Remove from heat, and whisk in the Parmesan. Add 3-4 grindings of black pepper and taste for seasoning. (The Parmesan is salty, so it might not need extra salt.) Set aside to stay warm. You can make this ahead and reheat in a double boiler if you like.
For the eggplant:
1 small eggplant, hopefully the width of an English muffin
2 eggs, beaten
1/4 cup all purpose flour
1 cup bread crumbs
1 teaspoon dried Italian herb mix
Salt and pepper
1/4 cup olive oil
4 thin slices fresh mozzarella
Slice the top and bottom off of the eggplant, and slice 4 ¾-inch thick slices from the middle.

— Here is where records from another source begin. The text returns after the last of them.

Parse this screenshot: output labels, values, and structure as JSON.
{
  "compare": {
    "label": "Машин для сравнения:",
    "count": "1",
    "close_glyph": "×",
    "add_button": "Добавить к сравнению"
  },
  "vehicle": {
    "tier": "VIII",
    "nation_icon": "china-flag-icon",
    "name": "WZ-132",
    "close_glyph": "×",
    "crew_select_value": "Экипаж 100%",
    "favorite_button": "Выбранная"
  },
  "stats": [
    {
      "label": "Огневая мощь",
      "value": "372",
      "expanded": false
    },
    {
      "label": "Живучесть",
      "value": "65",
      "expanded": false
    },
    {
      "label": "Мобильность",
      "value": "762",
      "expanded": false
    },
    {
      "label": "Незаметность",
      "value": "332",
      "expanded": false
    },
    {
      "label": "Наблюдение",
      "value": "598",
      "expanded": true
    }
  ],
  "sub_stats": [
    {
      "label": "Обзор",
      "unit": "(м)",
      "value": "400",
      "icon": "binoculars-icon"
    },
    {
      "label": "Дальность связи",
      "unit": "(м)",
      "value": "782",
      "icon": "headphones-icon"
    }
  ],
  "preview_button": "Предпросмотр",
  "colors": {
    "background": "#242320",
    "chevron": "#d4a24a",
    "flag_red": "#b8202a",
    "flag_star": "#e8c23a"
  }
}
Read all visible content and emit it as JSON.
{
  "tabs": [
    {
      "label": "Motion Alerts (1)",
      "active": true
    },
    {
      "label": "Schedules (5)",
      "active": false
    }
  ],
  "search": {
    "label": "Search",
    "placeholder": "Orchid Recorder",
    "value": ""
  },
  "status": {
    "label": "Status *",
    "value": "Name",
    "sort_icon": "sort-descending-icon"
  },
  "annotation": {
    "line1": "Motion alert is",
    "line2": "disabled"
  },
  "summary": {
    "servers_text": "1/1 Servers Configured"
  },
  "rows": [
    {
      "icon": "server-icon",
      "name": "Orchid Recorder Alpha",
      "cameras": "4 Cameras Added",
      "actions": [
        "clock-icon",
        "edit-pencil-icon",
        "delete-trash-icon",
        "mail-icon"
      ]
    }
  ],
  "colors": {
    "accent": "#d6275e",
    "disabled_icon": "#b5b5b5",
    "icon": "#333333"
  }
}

Place the slices in a colander over a bowl and sprinkle salt generously over them, tossing to get them all coated, and let rest in the colander for 30 minutes to remove some of the excess water. Once the eggplant has drained, lay out on paper toweling and pat dry.
Preheat the broiler in your oven to high and place a rack in the top third.
Set up a dredging station with 3 shallow bowls, 1 with flour, 1 with the eggs, 1 with the breadcrumbs mixed with the herb mix. Season the eggplant with pepper on both sides (you’ve already salted it) and dredge each piece first in flour, then in egg, then in breadcrumbs, pressing down to be sure the crumbs stick to the slices. Set these aside.
Heat the oil in a nonstick skillet over medium-high heat. When it shimmers, fry the eggplant slices until golden brown on both sides and tender, about 2 minutes per side. Remove to a rack over a sheet pan and top each piece with a slice of mozzarella. Broil with the oven door open until the mozzarella has melted and gotten golden brown. Remove the slices from the oven and set aside.
2 English muffins
2 tablespoons herb garlic butter (or 2 tablespoons butter and 1 teaspoon garlic salt)
4 eggs, cooked in your desired style and to your preferred doneness. Poached is the classic, but fried works well, and I am partial to scrambled
1/2 cup marinara or meat sauce, warmed (if you have fresh, great, but jarred is fine here)
Chopped parsley or basil to garnish (optional)
Split the English muffins and toast lightly. Spread each with 1/2 tablespoon herb garlic butter (or regular butter and then sprinkled with the garlic salt). Top each muffin with a spoonful of the marinara, and then a slice of eggplant. Place the egg of your choosing on top of each and gently spoon the mornay sauce over the eggs. Sprinkle a bit of chopped basil or parsley over the top before serving hot.